Beginning in 1977, Youngstown Sheet and Tube, Jones and Laughlin, and US Steel closed steel mills. The next two decades also brought layoffs and other woes in the auto industry. The financial difficulties of the big three automakers reached their climax in the first decade of this century. Despite a federal bailout and millions of state tax incentives, GM shut down its Lordstown Cruze plant in 2019. All of these developments have had ripple effects across the region.
Poverty rates for Trumbull and Mahoning counties before the start of the COVID-19 pandemic were around 15% and 18% respectively. In April, the corresponding unemployment rates were 6.7% and 6.8%, placing them in the state’s four main counties.
Addressing skills gaps
In addition to local colleges, Mahoning Valley’s location near major thoroughfares puts it within an hour of the universities of Cleveland, Pittsburgh and Akron. But recruitment problems remain.
“The workforce presented to me does not reflect that of the community that resides here,” said Gallagher of Ultium Cells, noting that he faced a shortage of African American, Hispanic and female applicants. . “I have to change what I do to attract them.
One of the problems is the lack of skills. Another problem is that many young adults “don’t see the hope of what our parents went through 50 years ago,” Johnson said.
“The digital divide is real, as well as the racial and socio-economic lines,” Johnson said. About 95% of the country’s adolescents have access to a smartphone. Yet many teens and adults in her community do not know the basics of “productive” use of technology, such as attaching a resume to an email.
There are many skills yet to be taught, said Oddo of Youngstown State. “We will be offering free industry certifications to our young people interested in jobs, to those who need a little more technology experience and exposure to acquire these digital skills.”
Training people who have already lost high-paying jobs presents additional challenges. Those with families and mortgages may have already taken on one or two other low-paying jobs to help their families survive, Johnson noted. Paid apprenticeships can help, but families may still need funding to help through the transition. On the other end of the spectrum are the people who would lose public assistance if they earned more than a pittance.
“There is a cliff involved when trying to work out,” Johnson said.

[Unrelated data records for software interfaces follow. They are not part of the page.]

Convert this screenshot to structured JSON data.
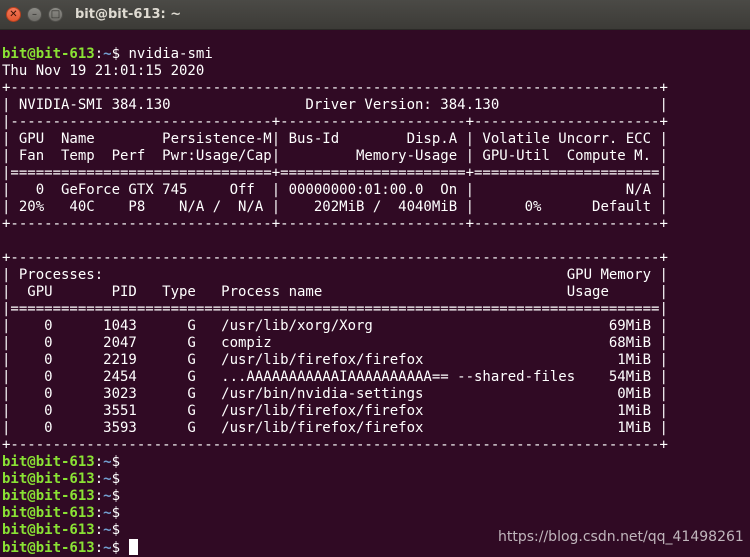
{
  "window": {
    "title": "bit@bit-613: ~",
    "close_glyph": "✕",
    "min_glyph": "–",
    "max_glyph": "□"
  },
  "prompt": {
    "user_host": "bit@bit-613",
    "separator": ":",
    "path": "~",
    "symbol": "$"
  },
  "command_text": " nvidia-smi",
  "timestamp": "Thu Nov 19 21:01:15 2020",
  "table_lines": [
    "+-----------------------------------------------------------------------------+",
    "| NVIDIA-SMI 384.130                Driver Version: 384.130                   |",
    "|-------------------------------+----------------------+----------------------+",
    "| GPU  Name        Persistence-M| Bus-Id        Disp.A | Volatile Uncorr. ECC |",
    "| Fan  Temp  Perf  Pwr:Usage/Cap|         Memory-Usage | GPU-Util  Compute M. |",
    "|===============================+======================+======================|",
    "|   0  GeForce GTX 745     Off  | 00000000:01:00.0  On |                  N/A |",
    "| 20%   40C    P8    N/A /  N/A |    202MiB /  4040MiB |      0%      Default |",
    "+-------------------------------+----------------------+----------------------+",
    "",
    "+-----------------------------------------------------------------------------+",
    "| Processes:                                                       GPU Memory |",
    "|  GPU       PID   Type   Process name                             Usage      |",
    "|=============================================================================|",
    "|    0      1043      G   /usr/lib/xorg/Xorg                            69MiB |",
    "|    0      2047      G   compiz                                        68MiB |",
    "|    0      2219      G   /usr/lib/firefox/firefox                       1MiB |",
    "|    0      2454      G   ...AAAAAAAAAAAIAAAAAAAAAA== --shared-files    54MiB |",
    "|    0      3023      G   /usr/bin/nvidia-settings                       0MiB |",
    "|    0      3551      G   /usr/lib/firefox/firefox                       1MiB |",
    "|    0      3593      G   /usr/lib/firefox/firefox                       1MiB |",
    "+-----------------------------------------------------------------------------+"
  ],
  "watermark": "https://blog.csdn.net/qq_41498261"
}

Without subsidized housing, food assistance or other benefits, some families are left with only a tiny amount or even less than before. Policies need to be reformed, he said. “This population of people is a missing workforce. “
Meanwhile, the vision of “Voltage Valley” will not magically turn into a field of dreams. Indeed, Lordstown Motors announced on June 8 that its electric pickup truck business would likely fail without another major injection of capital.
“We are in a hyper-competitive environment. So say: “We have available space and a desire to succeed; we’ll see how it goes ‘is not a success strategy,’ said Gallagher. The region will need to demonstrate good value propositions to investors. And speed to market matters. “Our ability to invest and get into income mode as quickly as possible is of critical importance. “
State policy is also sending a message as companies consider investments, BRITE’s Stockburger said. Recent legislation has supported utility and fossil fuel interests, discouraged the growth of renewables, and now threatens the growth of Ohio’s solar and wind industries.
“We need to make sure the government pulls out” so Ohio’s clean energy industries can thrive, Stockburger said. “We make sure the playing field is level. “